Task description
All lines in the data below carrying the string "Anda" are to be located and copied.

===== Data section

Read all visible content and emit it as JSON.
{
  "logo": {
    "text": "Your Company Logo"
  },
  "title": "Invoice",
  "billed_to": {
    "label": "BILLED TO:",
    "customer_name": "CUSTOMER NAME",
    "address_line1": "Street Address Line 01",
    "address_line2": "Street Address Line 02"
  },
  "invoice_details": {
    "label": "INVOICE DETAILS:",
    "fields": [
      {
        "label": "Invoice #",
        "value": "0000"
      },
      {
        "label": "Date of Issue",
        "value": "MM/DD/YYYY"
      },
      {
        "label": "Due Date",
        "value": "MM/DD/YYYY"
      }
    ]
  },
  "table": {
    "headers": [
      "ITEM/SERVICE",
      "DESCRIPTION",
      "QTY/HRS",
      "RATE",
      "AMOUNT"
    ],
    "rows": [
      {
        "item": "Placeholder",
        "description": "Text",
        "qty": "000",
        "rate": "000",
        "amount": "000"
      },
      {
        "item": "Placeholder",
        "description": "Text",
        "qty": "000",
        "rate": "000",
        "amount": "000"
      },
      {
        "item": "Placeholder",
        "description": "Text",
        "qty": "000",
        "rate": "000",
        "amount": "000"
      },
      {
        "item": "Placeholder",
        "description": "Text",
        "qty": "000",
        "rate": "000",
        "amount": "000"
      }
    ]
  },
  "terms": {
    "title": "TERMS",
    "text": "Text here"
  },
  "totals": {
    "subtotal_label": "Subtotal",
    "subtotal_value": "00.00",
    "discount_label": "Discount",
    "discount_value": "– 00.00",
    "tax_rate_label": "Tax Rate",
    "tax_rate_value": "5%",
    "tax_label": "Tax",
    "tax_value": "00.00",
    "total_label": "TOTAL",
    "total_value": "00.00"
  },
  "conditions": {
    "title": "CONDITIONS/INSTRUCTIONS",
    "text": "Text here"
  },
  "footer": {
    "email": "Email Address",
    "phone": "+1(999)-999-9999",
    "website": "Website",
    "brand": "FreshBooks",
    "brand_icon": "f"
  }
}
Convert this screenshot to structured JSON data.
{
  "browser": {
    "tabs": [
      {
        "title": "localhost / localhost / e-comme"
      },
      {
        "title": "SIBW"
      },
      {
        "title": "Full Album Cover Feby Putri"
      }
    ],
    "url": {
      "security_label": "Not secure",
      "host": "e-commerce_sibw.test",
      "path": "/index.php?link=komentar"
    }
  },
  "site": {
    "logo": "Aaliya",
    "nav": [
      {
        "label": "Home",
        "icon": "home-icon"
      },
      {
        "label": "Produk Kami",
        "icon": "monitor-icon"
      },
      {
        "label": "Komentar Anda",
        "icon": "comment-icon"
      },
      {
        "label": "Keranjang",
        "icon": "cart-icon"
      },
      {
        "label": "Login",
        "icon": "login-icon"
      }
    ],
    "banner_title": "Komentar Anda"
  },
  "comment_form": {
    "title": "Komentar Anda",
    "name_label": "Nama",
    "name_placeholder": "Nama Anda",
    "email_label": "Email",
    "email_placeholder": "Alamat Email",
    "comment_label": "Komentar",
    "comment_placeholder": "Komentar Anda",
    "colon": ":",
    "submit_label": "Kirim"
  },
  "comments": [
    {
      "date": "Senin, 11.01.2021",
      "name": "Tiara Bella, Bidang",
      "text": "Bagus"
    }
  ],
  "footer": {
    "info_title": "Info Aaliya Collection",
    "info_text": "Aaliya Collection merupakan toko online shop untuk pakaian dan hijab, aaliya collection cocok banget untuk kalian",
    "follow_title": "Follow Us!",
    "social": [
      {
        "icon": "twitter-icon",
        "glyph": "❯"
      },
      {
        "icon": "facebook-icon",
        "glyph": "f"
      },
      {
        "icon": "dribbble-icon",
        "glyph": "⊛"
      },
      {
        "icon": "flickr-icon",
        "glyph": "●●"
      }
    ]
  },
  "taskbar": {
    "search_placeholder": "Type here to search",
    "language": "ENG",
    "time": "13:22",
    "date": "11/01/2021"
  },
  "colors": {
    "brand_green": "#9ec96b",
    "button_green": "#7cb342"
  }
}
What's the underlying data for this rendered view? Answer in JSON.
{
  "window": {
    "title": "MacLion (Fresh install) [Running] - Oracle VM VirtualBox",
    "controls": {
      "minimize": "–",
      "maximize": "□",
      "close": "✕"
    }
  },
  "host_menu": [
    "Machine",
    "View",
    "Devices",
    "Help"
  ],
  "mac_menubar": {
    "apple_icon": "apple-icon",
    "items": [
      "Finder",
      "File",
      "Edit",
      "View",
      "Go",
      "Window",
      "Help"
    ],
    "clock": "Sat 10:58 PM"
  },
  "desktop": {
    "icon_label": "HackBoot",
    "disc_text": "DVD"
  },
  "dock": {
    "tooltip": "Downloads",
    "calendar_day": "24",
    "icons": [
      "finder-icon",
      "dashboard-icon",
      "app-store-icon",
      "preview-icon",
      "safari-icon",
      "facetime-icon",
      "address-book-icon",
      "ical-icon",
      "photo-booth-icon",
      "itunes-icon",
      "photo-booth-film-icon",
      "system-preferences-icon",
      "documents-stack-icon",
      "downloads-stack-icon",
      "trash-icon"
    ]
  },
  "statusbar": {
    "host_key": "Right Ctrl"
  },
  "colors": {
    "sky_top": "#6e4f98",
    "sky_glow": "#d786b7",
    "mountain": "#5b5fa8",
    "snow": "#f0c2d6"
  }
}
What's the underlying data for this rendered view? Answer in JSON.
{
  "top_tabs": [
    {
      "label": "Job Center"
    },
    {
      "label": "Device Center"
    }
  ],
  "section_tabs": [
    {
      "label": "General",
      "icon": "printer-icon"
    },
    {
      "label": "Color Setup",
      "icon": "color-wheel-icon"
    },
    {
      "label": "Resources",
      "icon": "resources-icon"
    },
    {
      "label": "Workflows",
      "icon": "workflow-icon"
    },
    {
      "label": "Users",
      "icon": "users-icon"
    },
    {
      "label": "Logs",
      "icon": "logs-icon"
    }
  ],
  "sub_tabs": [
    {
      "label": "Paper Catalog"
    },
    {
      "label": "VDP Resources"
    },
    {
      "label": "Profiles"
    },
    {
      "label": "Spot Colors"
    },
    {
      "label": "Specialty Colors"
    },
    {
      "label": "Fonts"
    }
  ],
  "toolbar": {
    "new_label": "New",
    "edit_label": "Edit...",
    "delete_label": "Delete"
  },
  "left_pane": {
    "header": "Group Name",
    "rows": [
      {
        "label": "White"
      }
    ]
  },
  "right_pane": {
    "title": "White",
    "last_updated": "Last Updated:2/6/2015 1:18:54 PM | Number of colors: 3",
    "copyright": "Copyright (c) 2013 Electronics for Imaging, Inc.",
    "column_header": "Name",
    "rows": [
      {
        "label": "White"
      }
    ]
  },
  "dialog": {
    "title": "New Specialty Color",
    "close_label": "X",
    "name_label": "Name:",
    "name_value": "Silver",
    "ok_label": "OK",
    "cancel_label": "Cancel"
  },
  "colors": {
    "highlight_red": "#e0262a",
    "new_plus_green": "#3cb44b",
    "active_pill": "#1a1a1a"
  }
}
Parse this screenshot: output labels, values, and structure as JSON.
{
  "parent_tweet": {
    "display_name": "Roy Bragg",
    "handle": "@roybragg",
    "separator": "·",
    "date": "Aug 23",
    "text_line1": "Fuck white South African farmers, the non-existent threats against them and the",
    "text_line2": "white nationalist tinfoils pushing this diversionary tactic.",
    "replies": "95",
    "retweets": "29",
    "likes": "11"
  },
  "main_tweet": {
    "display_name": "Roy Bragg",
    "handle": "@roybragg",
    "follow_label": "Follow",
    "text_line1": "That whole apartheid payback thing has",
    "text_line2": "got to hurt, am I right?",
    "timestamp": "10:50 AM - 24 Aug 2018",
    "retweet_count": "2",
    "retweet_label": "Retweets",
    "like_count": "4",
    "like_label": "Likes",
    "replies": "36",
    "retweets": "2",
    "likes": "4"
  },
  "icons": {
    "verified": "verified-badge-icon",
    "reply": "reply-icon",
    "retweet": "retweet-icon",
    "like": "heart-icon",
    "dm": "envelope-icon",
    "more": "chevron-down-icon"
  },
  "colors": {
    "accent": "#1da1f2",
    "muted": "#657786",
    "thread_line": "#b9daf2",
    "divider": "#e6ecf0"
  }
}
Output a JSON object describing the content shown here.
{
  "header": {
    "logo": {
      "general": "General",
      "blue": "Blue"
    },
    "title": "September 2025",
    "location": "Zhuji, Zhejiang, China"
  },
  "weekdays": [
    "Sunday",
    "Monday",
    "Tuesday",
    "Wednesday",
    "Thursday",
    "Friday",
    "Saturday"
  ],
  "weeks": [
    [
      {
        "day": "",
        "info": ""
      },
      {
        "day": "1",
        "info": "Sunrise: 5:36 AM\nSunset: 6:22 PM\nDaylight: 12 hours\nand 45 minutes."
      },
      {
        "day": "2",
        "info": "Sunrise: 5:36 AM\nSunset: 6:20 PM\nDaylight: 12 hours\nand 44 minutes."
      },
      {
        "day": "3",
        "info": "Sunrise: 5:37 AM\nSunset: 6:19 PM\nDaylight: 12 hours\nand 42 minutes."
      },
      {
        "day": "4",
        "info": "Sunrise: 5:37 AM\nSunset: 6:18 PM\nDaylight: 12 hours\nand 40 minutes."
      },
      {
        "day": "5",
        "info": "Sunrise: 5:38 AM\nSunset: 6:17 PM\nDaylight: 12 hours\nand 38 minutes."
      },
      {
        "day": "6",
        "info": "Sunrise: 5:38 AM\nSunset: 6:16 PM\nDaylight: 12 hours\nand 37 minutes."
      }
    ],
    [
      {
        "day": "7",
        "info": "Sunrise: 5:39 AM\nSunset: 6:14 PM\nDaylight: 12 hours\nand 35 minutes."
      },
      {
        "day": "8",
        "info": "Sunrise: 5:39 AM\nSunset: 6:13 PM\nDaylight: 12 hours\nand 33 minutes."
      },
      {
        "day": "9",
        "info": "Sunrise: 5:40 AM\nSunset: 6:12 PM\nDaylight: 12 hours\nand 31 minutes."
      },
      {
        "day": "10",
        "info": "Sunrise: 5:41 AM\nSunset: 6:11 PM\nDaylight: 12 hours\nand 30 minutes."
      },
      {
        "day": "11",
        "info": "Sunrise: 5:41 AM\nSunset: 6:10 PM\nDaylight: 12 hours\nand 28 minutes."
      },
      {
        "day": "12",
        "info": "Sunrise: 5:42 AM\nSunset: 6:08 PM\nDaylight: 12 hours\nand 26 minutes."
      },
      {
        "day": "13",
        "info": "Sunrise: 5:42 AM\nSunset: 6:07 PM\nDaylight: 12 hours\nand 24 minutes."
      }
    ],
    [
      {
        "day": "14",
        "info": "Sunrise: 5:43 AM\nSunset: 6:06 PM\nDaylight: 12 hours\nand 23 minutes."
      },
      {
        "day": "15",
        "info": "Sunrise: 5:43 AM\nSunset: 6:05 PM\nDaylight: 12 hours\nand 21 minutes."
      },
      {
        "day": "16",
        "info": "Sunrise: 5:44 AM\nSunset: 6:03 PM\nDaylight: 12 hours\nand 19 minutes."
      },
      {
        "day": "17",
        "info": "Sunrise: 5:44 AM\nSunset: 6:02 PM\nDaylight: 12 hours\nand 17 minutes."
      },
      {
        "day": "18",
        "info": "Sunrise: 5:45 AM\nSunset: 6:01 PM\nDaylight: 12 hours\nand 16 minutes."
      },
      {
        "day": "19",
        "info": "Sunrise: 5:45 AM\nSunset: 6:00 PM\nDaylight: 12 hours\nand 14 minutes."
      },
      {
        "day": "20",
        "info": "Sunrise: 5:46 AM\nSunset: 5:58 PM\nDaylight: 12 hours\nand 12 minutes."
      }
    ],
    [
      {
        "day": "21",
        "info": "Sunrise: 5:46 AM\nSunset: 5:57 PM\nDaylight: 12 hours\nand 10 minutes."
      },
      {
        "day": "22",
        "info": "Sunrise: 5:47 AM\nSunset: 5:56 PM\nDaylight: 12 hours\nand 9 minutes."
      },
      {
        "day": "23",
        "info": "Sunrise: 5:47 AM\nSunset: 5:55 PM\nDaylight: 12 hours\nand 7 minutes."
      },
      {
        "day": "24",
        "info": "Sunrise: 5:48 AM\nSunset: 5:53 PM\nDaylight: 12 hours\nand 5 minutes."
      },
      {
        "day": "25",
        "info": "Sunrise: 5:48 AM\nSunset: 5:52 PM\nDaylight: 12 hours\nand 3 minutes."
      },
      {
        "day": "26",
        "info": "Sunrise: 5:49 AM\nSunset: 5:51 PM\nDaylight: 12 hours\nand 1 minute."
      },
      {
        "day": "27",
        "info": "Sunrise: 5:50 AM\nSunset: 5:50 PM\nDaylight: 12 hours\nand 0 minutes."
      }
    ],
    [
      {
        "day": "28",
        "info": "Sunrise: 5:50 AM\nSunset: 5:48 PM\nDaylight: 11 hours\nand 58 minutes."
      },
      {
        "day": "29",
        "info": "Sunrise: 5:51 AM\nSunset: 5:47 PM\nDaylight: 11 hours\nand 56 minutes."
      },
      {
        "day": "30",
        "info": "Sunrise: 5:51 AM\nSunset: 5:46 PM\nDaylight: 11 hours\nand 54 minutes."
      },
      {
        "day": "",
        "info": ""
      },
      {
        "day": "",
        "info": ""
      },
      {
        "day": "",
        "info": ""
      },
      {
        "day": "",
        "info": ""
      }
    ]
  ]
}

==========

Written solution
        "label": "Komentar Anda",
    "banner_title": "Komentar Anda"
    "title": "Komentar Anda",
    "name_placeholder": "Nama Anda",
    "comment_placeholder": "Komentar Anda",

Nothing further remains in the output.